In the Garden: Unusual tree varieties for fall planting
We aren't planting much in the garden these days, but this is the time of year to plant trees. Charlie Nardozzi has some unusual varieties you might not realize can grow in this area.
Sharon Meyer: Charlie, there are some cool looking trees in here and I'm hoping you are going to tell me what they are.
Charlie Nardozzi: Yes, I will. Because fall is for tree planting and we are up at the UVM Arboretum right on the campus here in Burlington and it's a great place to come to find out all kinds of different trees. There are some beautiful things here and a lot of unusal ones.
Sharon Meyer: They are unusual and I'm sort of surprised that some of them are growing here.
Charlie Nardozzi: Yes, well they all are obviously hardy here, especially the one that we have right behind us -- that's the dawn redwood.
Sharon Meyer: That is cool.
Charlie Nardozzi: It looks kind of like a redwood because it's kind of in that family. It was lost to mankind until the 1920s when they rediscovered it in China. And now you can buy it and grow it as a regular tree.
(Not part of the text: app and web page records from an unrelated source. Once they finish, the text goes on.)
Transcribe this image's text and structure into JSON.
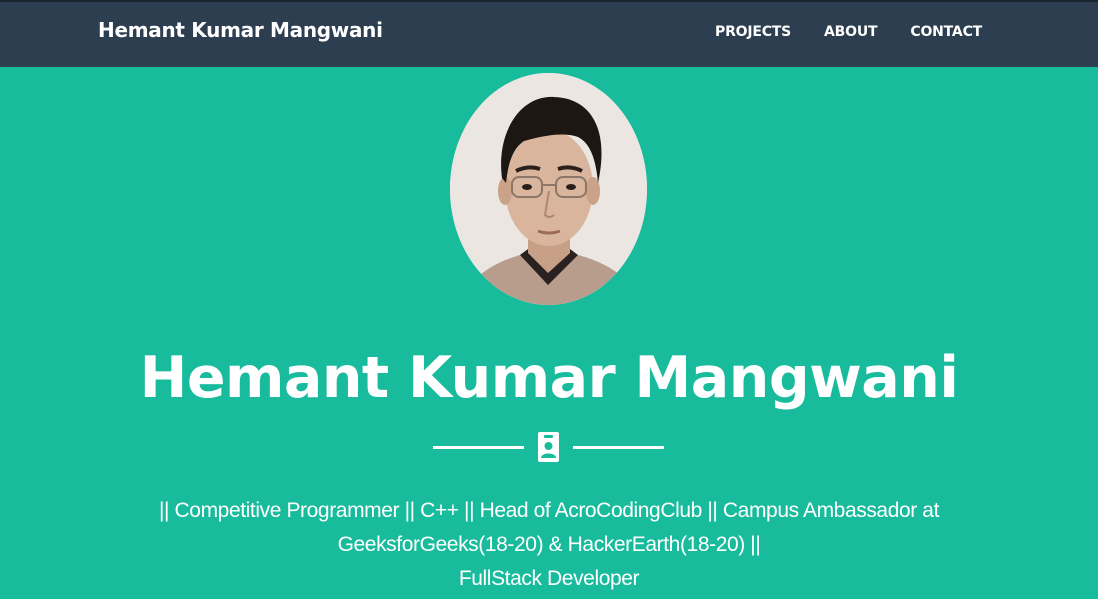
{
  "navbar": {
    "brand": "Hemant Kumar Mangwani",
    "links": [
      {
        "label": "PROJECTS"
      },
      {
        "label": "ABOUT"
      },
      {
        "label": "CONTACT"
      }
    ],
    "bg_color": "#2c3e50"
  },
  "hero": {
    "bg_color": "#18bc9c",
    "avatar_icon": "profile-photo",
    "title": "Hemant Kumar Mangwani",
    "divider_icon": "id-badge-icon",
    "tagline_lines": [
      "|| Competitive Programmer || C++ || Head of AcroCodingClub || Campus Ambassador at",
      "GeeksforGeeks(18-20) & HackerEarth(18-20) ||",
      "FullStack Developer"
    ]
  }
}
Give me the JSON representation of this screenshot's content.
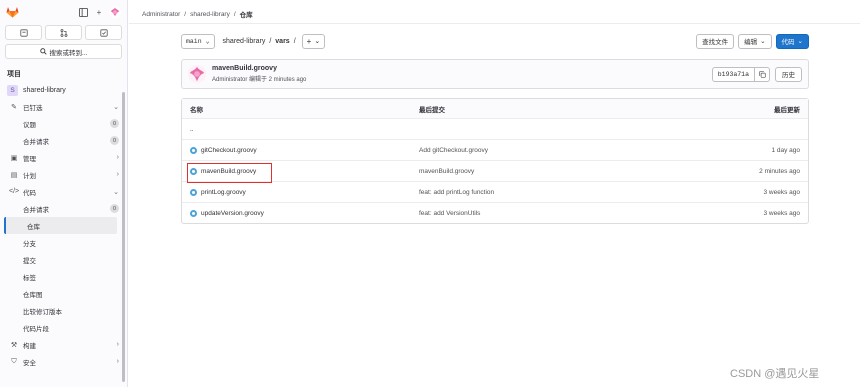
{
  "sidebar": {
    "top_icons": [
      "sidebar-toggle-icon",
      "plus-icon"
    ],
    "buttons": [
      "issues-icon",
      "merge-request-icon",
      "todo-icon"
    ],
    "search_label": "搜索或转到...",
    "section_title": "项目",
    "project": {
      "initial": "S",
      "name": "shared-library"
    },
    "items": [
      {
        "icon": "pin-icon",
        "label": "已钉选",
        "chevron": "⌄"
      },
      {
        "label": "议题",
        "count": "0",
        "sub": true
      },
      {
        "label": "合并请求",
        "count": "0",
        "sub": true
      },
      {
        "icon": "manage-icon",
        "label": "管理",
        "chevron": "›"
      },
      {
        "icon": "plan-icon",
        "label": "计划",
        "chevron": "›"
      },
      {
        "icon": "code-icon",
        "label": "代码",
        "chevron": "⌄"
      },
      {
        "label": "合并请求",
        "count": "0",
        "sub": true
      },
      {
        "label": "仓库",
        "sub": true,
        "active": true
      },
      {
        "label": "分支",
        "sub": true
      },
      {
        "label": "提交",
        "sub": true
      },
      {
        "label": "标签",
        "sub": true
      },
      {
        "label": "仓库图",
        "sub": true
      },
      {
        "label": "比较修订版本",
        "sub": true
      },
      {
        "label": "代码片段",
        "sub": true
      },
      {
        "icon": "build-icon",
        "label": "构建",
        "chevron": "›"
      },
      {
        "icon": "secure-icon",
        "label": "安全",
        "chevron": "›"
      }
    ]
  },
  "breadcrumb": {
    "items": [
      "Administrator",
      "shared-library",
      "仓库"
    ],
    "separator": "/"
  },
  "toolbar": {
    "branch": "main",
    "path": [
      "shared-library",
      "/",
      "vars",
      "/"
    ],
    "find_file": "查找文件",
    "edit": "编辑",
    "code": "代码"
  },
  "commit": {
    "title": "mavenBuild.groovy",
    "author": "Administrator",
    "meta_suffix": "编辑于 2 minutes ago",
    "sha": "b193a71a",
    "history": "历史"
  },
  "table": {
    "headers": {
      "name": "名称",
      "last_commit": "最后提交",
      "last_update": "最后更新"
    },
    "parent": "..",
    "rows": [
      {
        "name": "gitCheckout.groovy",
        "commit": "Add gitCheckout.groovy",
        "time": "1 day ago"
      },
      {
        "name": "mavenBuild.groovy",
        "commit": "mavenBuild.groovy",
        "time": "2 minutes ago"
      },
      {
        "name": "printLog.groovy",
        "commit": "feat: add printLog function",
        "time": "3 weeks ago"
      },
      {
        "name": "updateVersion.groovy",
        "commit": "feat: add VersionUtils",
        "time": "3 weeks ago"
      }
    ]
  },
  "colors": {
    "primary": "#1f75cb",
    "highlight": "#e0312f",
    "file_icon": "#4ba3d9"
  },
  "watermark": "CSDN @遇见火星"
}
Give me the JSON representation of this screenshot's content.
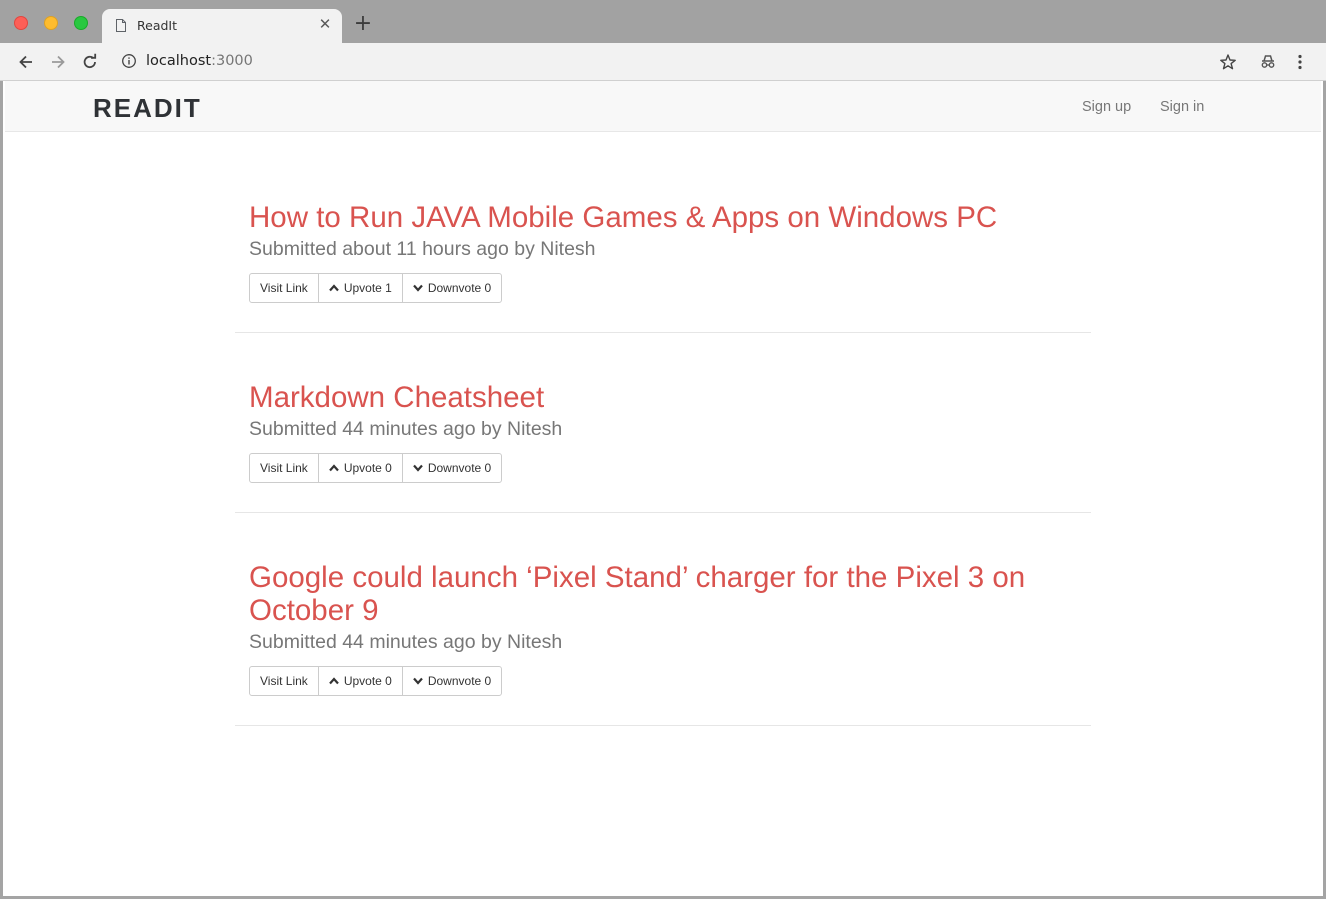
{
  "browser": {
    "tab_title": "ReadIt",
    "address_host": "localhost",
    "address_port": ":3000"
  },
  "app": {
    "brand": "READIT",
    "nav": {
      "signup": "Sign up",
      "signin": "Sign in"
    },
    "links": [
      {
        "title": "How to Run JAVA Mobile Games & Apps on Windows PC",
        "meta": "Submitted about 11 hours ago by Nitesh",
        "visit": "Visit Link",
        "upvote": "Upvote 1",
        "downvote": "Downvote 0"
      },
      {
        "title": "Markdown Cheatsheet",
        "meta": "Submitted 44 minutes ago by Nitesh",
        "visit": "Visit Link",
        "upvote": "Upvote 0",
        "downvote": "Downvote 0"
      },
      {
        "title": "Google could launch ‘Pixel Stand’ charger for the Pixel 3 on October 9",
        "meta": "Submitted 44 minutes ago by Nitesh",
        "visit": "Visit Link",
        "upvote": "Upvote 0",
        "downvote": "Downvote 0"
      }
    ]
  },
  "colors": {
    "link_title": "#d9534f",
    "meta_text": "#777777"
  }
}
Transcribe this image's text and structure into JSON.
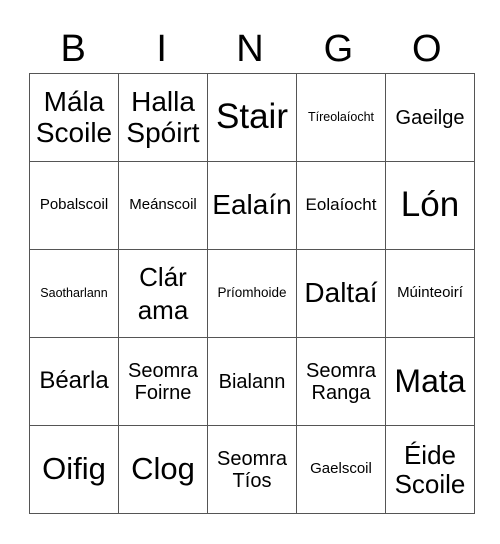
{
  "header": {
    "letters": [
      "B",
      "I",
      "N",
      "G",
      "O"
    ]
  },
  "grid": {
    "rows": [
      [
        "Mála\nScoile",
        "Halla\nSpóirt",
        "Stair",
        "Tíreolaíocht",
        "Gaeilge"
      ],
      [
        "Pobalscoil",
        "Meánscoil",
        "Ealaín",
        "Eolaíocht",
        "Lón"
      ],
      [
        "Saotharlann",
        "Clár\nama",
        "Príomhoide",
        "Daltaí",
        "Múinteoirí"
      ],
      [
        "Béarla",
        "Seomra\nFoirne",
        "Bialann",
        "Seomra\nRanga",
        "Mata"
      ],
      [
        "Oifig",
        "Clog",
        "Seomra\nTíos",
        "Gaelscoil",
        "Éide\nScoile"
      ]
    ]
  }
}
It can grow up to 70-feet tall, but this one is only going to get maybe 30 or 40-feet tall and it's different from a regular redwood in that it drops all of its leaves in the fall.
But it has a beautiful bark, it grows well, it loves moisture and a full sun location -- a very fast growing tree -- so a nice one to plant if you have a zone 5 location.
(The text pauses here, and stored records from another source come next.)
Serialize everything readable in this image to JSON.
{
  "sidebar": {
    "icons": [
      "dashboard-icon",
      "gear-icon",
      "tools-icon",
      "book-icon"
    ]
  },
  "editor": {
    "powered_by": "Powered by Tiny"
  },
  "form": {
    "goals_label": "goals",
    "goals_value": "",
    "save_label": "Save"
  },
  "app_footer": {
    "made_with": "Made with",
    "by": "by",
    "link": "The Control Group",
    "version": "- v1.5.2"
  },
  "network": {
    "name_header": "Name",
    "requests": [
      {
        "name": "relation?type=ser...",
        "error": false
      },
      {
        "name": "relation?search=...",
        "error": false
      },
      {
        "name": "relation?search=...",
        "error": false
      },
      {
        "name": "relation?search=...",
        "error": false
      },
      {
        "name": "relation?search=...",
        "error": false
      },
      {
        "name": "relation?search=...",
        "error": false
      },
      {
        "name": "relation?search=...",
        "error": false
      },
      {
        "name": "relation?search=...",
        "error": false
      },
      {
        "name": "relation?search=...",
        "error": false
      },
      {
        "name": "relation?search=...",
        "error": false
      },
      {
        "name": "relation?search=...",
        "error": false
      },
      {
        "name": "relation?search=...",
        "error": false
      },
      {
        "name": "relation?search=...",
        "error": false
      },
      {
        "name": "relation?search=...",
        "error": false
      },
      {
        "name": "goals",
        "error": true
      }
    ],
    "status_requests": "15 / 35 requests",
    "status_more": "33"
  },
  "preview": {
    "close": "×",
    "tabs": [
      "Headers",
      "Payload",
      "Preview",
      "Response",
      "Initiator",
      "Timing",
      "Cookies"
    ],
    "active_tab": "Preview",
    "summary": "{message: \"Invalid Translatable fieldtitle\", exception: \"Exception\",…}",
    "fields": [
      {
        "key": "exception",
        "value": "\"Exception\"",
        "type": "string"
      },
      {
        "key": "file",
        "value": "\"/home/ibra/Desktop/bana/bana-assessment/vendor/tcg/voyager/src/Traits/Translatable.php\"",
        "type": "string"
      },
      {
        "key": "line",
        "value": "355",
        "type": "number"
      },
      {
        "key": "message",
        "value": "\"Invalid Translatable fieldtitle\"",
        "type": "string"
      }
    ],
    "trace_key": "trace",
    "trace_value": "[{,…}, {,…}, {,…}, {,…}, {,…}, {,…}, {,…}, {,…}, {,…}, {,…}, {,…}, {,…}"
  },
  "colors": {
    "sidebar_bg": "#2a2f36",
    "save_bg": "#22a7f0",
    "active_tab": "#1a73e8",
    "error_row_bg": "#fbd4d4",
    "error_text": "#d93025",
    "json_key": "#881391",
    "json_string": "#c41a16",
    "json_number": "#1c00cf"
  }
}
And the same with the one behind us. This is the paper bark maple, a beautiful zone 5 tree. It gets about 25-feet tall, but the calling card of course is that beautiful cinnamon colored bark that's just peeling, you can almost imagine snow all around it and how it would really stand out in the winter time.
Now if you want fruit -- and I love fruit -- there's the American persimmon. So you probably know of the regular persimmon, the Asian one. Well, this is an American one. It's hardy to zone 4. It produces those little fruits that turn orange -- they are just starting to turn now.
Sharon Meyer: And those are edible?
Charlie Nardozzi: Well, you don't want to eat them yet because they are very astringent, but when they get really soft and really ripe, then they taste delicious. This is a 30 to 40-foot tall tree. It looks like an avocado almost. It's really kind of a unique tree in the landscape and they are really tough.
And then there is one last shrub I want to throw in -- it's called a ghost bramble. It's a bramble from Tibet, like a blackberry and it has white stems on it so it's really cool when it drops all of it's leaves. It's got these ghostly white stems hanging out in the landscape.
Sharon Meyer: Oh, that's cool
Charlie Nardozzi: So, if you are looking for some ideas, come up to the UVM Arboretum right on the UVM campus.